This FAST alcohol screening test evaluates hazardous drinking based on four questions about drinking habits extracted from the AUDIT alcoholism method. Below the form you can find an interpretation of the score and more about this quick method of screening.
How does this FAST alcohol screening test work?
This is a health tool that is used in the screening of patients, who present to the ER, for hazardous drinking.
Originally created just for emergency rooms, nowadays the test is sometimes used for the general population as well.
During the original study, over 3,000 patients were assessed. The test can either be self completed or administered and only takes a couple of minutes.
It is based on the Alcohol Use Disorders Identification Test (AUDIT), a long term effective screening method and comprises of four key questions from the AUDIT version and concerns a one year period. These are arranged in a two phase test as follows:

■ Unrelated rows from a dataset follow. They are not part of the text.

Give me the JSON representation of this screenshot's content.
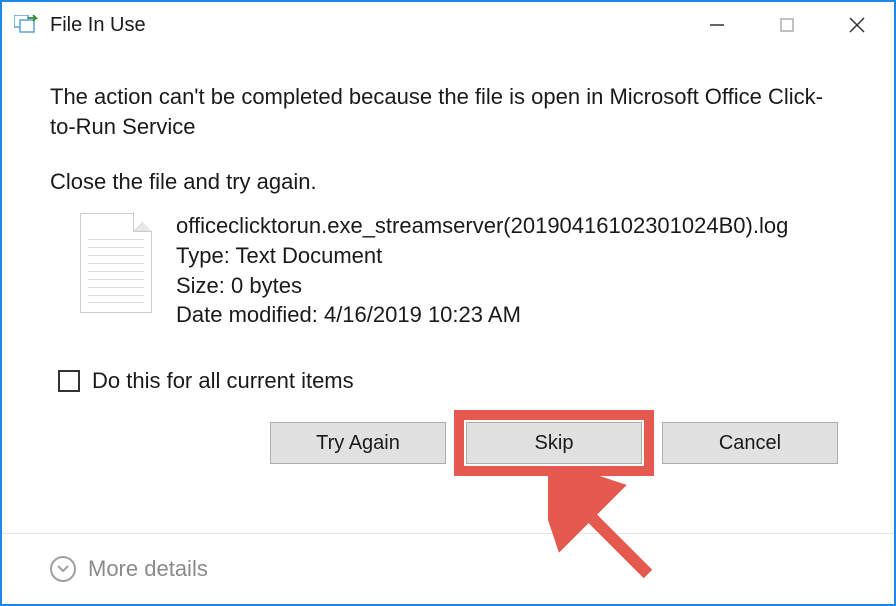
{
  "window": {
    "title": "File In Use"
  },
  "content": {
    "message": "The action can't be completed because the file is open in Microsoft Office Click-to-Run Service",
    "instruction": "Close the file and try again.",
    "file": {
      "name": "officeclicktorun.exe_streamserver(20190416102301024B0).log",
      "type_label": "Type: Text Document",
      "size_label": "Size: 0 bytes",
      "modified_label": "Date modified: 4/16/2019 10:23 AM"
    },
    "checkbox_label": "Do this for all current items"
  },
  "buttons": {
    "try_again": "Try Again",
    "skip": "Skip",
    "cancel": "Cancel"
  },
  "footer": {
    "more_details": "More details"
  }
}
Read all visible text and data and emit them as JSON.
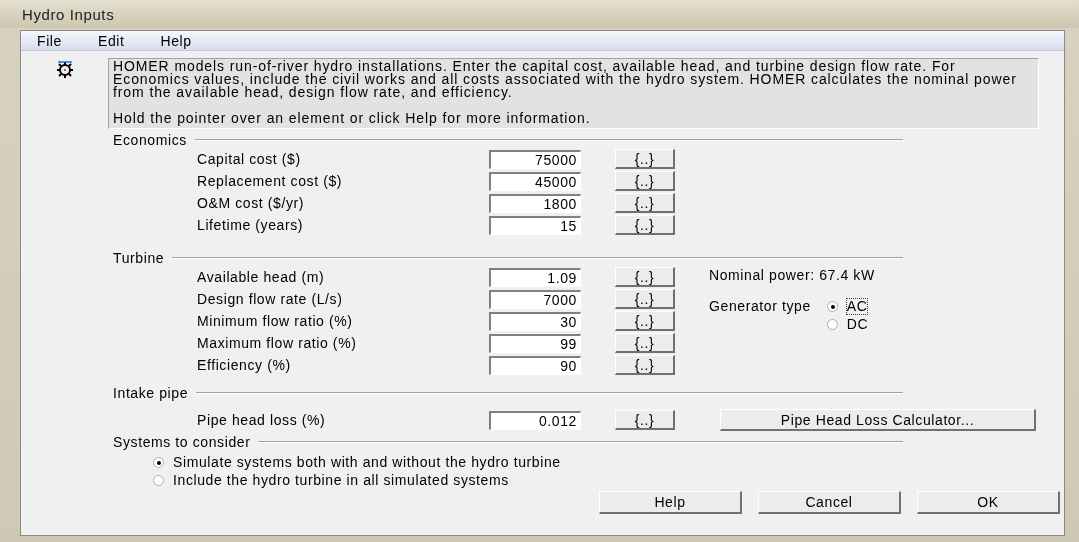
{
  "window": {
    "title": "Hydro Inputs"
  },
  "menu": [
    {
      "label": "File"
    },
    {
      "label": "Edit"
    },
    {
      "label": "Help"
    }
  ],
  "description": [
    "HOMER models run-of-river hydro installations. Enter the capital cost, available head, and turbine design flow rate.  For Economics values, include the civil works and all costs associated with the hydro system. HOMER calculates the nominal power from the available head, design flow rate, and efficiency.",
    "Hold the pointer over an element or click Help for more information."
  ],
  "economics": {
    "title": "Economics",
    "rows": [
      {
        "label": "Capital  cost ($)",
        "value": "75000",
        "button": "{..}"
      },
      {
        "label": "Replacement cost ($)",
        "value": "45000",
        "button": "{..}"
      },
      {
        "label": "O&M cost ($/yr)",
        "value": "1800",
        "button": "{..}"
      },
      {
        "label": "Lifetime (years)",
        "value": "15",
        "button": "{..}"
      }
    ]
  },
  "turbine": {
    "title": "Turbine",
    "rows": [
      {
        "label": "Available head (m)",
        "value": "1.09",
        "button": "{..}"
      },
      {
        "label": "Design flow rate (L/s)",
        "value": "7000",
        "button": "{..}"
      },
      {
        "label": "Minimum flow ratio (%)",
        "value": "30",
        "button": "{..}"
      },
      {
        "label": "Maximum flow ratio (%)",
        "value": "99",
        "button": "{..}"
      },
      {
        "label": "Efficiency (%)",
        "value": "90",
        "button": "{..}"
      }
    ],
    "nominal_power": "Nominal power: 67.4 kW",
    "generator_type": {
      "label": "Generator type",
      "options": [
        {
          "label": "AC",
          "selected": true,
          "focused": true
        },
        {
          "label": "DC",
          "selected": false,
          "focused": false
        }
      ]
    }
  },
  "intake_pipe": {
    "title": "Intake pipe",
    "rows": [
      {
        "label": "Pipe head loss (%)",
        "value": "0.012",
        "button": "{..}"
      }
    ],
    "calculator_button": "Pipe Head Loss Calculator..."
  },
  "systems": {
    "title": "Systems to consider",
    "options": [
      {
        "label": "Simulate systems both with and without the hydro turbine",
        "selected": true
      },
      {
        "label": "Include the hydro turbine in all simulated systems",
        "selected": false
      }
    ]
  },
  "buttons": [
    "Help",
    "Cancel",
    "OK"
  ]
}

■ Phase 1, Q1. How often do you have EIGHT (men)/ SIX (female) or more drinks* on one occasion?
*One drink is defined as half a pint of bear, 1 glass of wine or 1 serving of spirits.
■ Phase 2, Q2. How often during the last year have you been unable to remember what happened the night before because you had been drinking?
■ Phase 2, Q3. How often during the last year have you failed to do what was normally expected of you because of your drinking?
■ Phase 2, Q4. Has a relative or friend, a doctor or other health worker been concerned about your drinking or suggested you cut down?
While the two phases should both be employed, in some specific cases, it might be enough for the user to answer just the first question and to reach the threshold thus making the second phase of the test redundant.
This is why the FAST alcohol screening test is also considered the shortest alcoholism screening test.
In terms of efficacy, compared to the AUDIT method, the FAST test detects 93% of hazardous drinking cases.
There have been two studies for reliability by testing the strength of the inter-correlations between the four items with a good score of 0.77 and by retesting after one week period with more than 0.8 reliability.
The four questions total a number of 16 points but the cut off result that indicates hazardous drinking is set at 3. The following describes the number of points awarded to each answer choice:
Questions 1, 2 and 3 are scored as follows:
■ Never (0 points);
■ Less than monthly (1 points);
■ Monthly (2 points);
■ Weekly (3 points);
■ Daily or almost daily (4 points).
Question 4 is scored:
■ No (0 points);
■ Yes, but not in the last year (2 points);
■ Yes, in the last year (4 points).
This explains why, in cases where the patient answers with “Weekly” or “Daily or almost daily”, the cut off is equaled or surpassed from the beginning and continuing the test is only optional if requested by the clinician in charge with the alcoholism assessment.
This test is included in routine screenings for alcohol misuse and the first phase is said to successfully identify more than 50% of cases of hazardous or non-hazardous drinking.
Clinicians are advised to look after signs of intoxication or alcohol withdrawal. Some of the physical and psychological possible symptoms include:
■ hand tremors – "the shakes";
■ visual hallucinations;
Long term alcohol misuse consequences include conditions such as heart disease, stroke, liver disease, malignancy and pancreatitis.
1) Hodgson R, Alwyn T, John B, Thom B, Smith A. (2002) The FAST Alcohol Screening Test. Alcohol Alcohol; 37(1):61-6.
2) Allen JP, Maisto SA, Connors GJ. (1995) Self-report screening tests for alcohol problems in primary care. Arch Intern Med; 155(16):1726-30.
3) Bradley KA, Bush KR, Epler AJ, Dobie DJ, Davis TM, Sporleder JL, Maynard C, Burman ML, Kivlahan DR. (2003) Two brief alcohol-screening tests From the Alcohol Use Disorders Identification Test (AUDIT): validation in a female Veterans Affairs patient population. Arch Intern Med; 163(7):821-9.
4) National Institute on Alcoholism and Alcohol Abuse. Assessing Alcohol Problems - A Guide for Clinicians and Researchers, Second Edition. 2003. Alcohol Concern. Primary Care Alcohol Information Service.02 Feb, 2016